The Queen of the Damned is the third book in the 14 book Vampire Chronicle series by Anne Rice. It was published in 1988, 12 years after the original Interview with the Vampire and three years after it’s sequel The Vampire Lestat. I’ve read them all bar the last two (for reasons we’ll get to in a moment), and it really didn’t matter which one I picked, but I personally like Queen of the Damned better than the first two so I went with that one. However if you’re new to the series you might want to work your way through Interview and Vampire Lestat first, since they cover backstory glossed over in The Queen of the Damned. And boy, is there a lot of backstory.
It has been years since I’ve read any of Rice’s books, though I did devour them in hardcover the instant they hit the shelves there for a decade or so. But at a point in the early 2000’s Rice apparently decided she didn’t need an editor any more and her writing got a little … odd. Then she got (rediscovered) religion and said she would only write about the life of Christ thereafter, and she fell off my radar.
But none of that affects The Queen of the Damned, and as I started reading again for the purposes of this bingo challenge, I forgot how much I loved her writing. It’s so lush, descriptive and extremely visual. Rice’s vampires are not your classic horror vampires, but neither are they sparkly immortals who endlessly relive their teen years. These are luxury loving, hedonistic philosophers who adore being immortal and spend their nights alternately partying and agonising over the morals of their situation. Lestat de Lioncourt, very much the main character of the series, is constantly looking for redemption, and themes of the life of Christ, the Catholic mass, redemption and forgiveness are touched upon repeatedly throughout the books.

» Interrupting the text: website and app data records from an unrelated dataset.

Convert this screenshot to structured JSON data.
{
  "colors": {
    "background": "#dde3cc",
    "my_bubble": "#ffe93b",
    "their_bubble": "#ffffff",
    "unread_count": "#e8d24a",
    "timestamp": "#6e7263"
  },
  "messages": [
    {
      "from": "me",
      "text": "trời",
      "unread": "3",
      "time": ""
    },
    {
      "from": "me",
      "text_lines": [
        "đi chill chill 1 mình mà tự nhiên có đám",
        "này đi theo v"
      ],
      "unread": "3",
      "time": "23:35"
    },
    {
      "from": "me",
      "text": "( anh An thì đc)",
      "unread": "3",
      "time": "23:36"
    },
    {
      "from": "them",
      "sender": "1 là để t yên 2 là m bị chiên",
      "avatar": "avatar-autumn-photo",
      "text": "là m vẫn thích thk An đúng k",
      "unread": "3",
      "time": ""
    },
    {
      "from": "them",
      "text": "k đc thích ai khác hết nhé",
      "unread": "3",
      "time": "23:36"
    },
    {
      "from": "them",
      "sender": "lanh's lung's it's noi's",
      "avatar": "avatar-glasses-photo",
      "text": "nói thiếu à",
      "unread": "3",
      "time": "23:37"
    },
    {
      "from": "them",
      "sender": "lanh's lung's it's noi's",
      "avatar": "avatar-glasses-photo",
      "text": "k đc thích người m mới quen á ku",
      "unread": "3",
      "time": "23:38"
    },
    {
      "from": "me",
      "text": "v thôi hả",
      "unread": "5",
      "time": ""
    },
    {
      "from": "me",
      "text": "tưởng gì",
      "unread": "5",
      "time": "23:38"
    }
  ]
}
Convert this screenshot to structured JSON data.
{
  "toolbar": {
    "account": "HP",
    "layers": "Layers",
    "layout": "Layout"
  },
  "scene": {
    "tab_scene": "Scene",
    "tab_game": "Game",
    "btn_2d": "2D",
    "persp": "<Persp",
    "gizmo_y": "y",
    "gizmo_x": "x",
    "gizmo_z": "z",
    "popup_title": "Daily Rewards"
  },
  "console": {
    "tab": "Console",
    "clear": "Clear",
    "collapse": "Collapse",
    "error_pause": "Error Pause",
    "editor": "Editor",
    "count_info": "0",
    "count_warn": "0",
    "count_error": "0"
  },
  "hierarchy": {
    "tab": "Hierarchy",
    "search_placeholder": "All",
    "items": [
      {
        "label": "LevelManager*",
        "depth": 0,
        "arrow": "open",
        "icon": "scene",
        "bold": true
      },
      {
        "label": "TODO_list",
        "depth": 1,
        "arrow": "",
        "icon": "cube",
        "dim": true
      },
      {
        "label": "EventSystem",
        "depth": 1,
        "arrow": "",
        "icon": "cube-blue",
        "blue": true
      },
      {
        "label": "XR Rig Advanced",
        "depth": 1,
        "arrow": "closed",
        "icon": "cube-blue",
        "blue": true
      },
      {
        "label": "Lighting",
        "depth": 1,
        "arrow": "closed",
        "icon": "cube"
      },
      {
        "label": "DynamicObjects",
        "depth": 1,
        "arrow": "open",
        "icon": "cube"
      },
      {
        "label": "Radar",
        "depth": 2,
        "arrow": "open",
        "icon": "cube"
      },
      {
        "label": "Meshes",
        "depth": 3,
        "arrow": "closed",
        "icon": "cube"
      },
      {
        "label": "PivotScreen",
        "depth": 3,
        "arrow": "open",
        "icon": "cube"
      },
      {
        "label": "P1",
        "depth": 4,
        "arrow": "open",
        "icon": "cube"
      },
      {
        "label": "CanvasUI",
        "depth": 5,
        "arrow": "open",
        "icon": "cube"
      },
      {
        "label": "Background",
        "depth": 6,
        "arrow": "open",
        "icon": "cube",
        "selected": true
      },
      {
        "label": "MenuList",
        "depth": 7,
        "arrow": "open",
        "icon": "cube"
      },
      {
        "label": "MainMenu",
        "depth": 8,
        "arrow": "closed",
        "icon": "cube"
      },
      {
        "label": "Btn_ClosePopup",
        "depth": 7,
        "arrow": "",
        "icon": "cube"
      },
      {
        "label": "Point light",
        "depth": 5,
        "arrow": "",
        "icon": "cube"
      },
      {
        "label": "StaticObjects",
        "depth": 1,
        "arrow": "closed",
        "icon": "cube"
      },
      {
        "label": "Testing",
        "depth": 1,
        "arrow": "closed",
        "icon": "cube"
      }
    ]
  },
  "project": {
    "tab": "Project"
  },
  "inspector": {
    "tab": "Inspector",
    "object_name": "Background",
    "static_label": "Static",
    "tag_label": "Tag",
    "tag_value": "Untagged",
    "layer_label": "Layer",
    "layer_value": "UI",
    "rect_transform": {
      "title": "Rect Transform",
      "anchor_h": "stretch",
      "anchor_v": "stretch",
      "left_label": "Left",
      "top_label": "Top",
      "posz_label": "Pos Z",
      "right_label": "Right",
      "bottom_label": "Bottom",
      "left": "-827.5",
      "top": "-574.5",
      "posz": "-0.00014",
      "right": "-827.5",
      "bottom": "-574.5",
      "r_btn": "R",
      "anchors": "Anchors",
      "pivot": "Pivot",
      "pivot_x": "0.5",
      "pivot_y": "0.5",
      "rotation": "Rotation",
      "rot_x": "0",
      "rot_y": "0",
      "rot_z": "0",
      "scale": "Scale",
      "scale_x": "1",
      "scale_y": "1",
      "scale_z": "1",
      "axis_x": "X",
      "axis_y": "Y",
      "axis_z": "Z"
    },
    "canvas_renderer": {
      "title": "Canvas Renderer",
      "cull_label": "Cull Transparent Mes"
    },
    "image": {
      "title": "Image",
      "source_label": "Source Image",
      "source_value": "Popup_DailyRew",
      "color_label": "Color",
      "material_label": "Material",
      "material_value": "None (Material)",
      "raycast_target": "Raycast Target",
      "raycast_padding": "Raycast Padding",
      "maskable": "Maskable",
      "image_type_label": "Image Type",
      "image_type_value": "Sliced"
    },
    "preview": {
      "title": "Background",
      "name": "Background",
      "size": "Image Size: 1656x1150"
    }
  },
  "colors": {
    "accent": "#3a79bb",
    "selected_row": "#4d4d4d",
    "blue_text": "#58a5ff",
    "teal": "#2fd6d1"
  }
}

What would you do if you were functionally immortal? Pretty much anything you wanted. What Rice’s vampires do is amass vast amounts of wealth without actually working at it, purchase private islands and fill them with priceless art, and assist their descendants through millenia by repeatedly appearing as benevolent distant relatives. The Queen of the Damned rocks all of these things as it specifically focuses on the origins of the first vampires, Enkil and Akasha, the ancient Egyptian rulers we met in The Vampire Lestat. We find out how they became immortal blood drinkers and what they’re doing now (hint: at least one of them is up to no good). All of the most ancient vampires (and a couple of the newest ones) are drawn into a plot to stop Akasha changing life on Earth forever, for both mortals and immortals.
One of Anne Rice’s strengths is writing about history, particularly in a way that appeals to people who don’t like history. She really brings it to life without getting bogged down in facts (though there are plenty of detail) . The book is not too long and you really can jump in with this book and not miss too much.